Work task: Do any lines in the data below contain "Inset"? If so, copy every one of them.

•••••

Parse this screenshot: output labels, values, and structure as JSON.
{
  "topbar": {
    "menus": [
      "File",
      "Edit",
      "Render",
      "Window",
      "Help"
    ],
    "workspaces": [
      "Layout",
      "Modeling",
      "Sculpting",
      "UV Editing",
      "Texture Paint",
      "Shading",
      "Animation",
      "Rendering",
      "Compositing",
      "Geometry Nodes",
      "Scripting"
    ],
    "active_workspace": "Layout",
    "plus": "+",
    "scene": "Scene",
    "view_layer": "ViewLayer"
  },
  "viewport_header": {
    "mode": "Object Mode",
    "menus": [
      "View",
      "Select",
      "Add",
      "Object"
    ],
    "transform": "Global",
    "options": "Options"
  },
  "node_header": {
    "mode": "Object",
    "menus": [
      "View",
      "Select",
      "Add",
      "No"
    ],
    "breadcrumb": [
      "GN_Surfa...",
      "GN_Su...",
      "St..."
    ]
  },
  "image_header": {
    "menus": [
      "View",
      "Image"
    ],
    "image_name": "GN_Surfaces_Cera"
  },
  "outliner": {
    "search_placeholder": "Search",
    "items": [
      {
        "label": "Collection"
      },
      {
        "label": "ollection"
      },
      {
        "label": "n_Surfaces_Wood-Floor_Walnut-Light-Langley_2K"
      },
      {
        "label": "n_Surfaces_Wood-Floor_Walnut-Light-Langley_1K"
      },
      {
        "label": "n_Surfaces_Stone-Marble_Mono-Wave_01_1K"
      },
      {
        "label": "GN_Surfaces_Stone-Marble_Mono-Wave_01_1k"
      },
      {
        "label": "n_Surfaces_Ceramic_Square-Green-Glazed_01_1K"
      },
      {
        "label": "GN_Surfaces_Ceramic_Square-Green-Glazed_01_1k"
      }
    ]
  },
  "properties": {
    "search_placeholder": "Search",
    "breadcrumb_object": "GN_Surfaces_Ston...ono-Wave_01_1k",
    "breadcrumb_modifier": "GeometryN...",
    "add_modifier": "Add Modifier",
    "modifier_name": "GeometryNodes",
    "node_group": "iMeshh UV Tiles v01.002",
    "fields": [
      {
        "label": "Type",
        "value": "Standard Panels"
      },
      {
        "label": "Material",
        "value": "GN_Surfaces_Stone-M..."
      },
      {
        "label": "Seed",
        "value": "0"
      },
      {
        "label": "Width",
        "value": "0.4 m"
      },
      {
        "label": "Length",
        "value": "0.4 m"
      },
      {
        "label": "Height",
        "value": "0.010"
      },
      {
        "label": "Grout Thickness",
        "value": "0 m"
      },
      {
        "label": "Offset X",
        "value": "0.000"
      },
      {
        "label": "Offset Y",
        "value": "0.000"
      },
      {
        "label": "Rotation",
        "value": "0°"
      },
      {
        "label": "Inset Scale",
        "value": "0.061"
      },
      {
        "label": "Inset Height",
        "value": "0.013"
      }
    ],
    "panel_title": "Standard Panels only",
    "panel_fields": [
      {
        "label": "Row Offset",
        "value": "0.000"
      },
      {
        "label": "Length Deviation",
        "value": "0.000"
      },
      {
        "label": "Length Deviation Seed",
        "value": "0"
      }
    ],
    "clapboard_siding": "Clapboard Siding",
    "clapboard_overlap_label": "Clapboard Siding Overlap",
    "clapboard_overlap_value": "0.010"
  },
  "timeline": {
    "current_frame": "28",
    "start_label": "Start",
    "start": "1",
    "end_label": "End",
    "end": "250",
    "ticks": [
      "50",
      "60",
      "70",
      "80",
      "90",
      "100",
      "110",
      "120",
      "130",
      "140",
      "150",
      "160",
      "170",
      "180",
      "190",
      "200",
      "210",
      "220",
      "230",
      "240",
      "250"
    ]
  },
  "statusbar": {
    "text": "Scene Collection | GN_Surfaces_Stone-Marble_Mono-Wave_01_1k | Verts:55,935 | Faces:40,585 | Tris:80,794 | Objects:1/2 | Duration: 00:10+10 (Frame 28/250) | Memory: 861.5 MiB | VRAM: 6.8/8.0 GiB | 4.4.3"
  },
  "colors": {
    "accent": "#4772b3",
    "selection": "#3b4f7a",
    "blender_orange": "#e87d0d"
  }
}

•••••

Response:
        "label": "Inset Scale",
        "label": "Inset Height",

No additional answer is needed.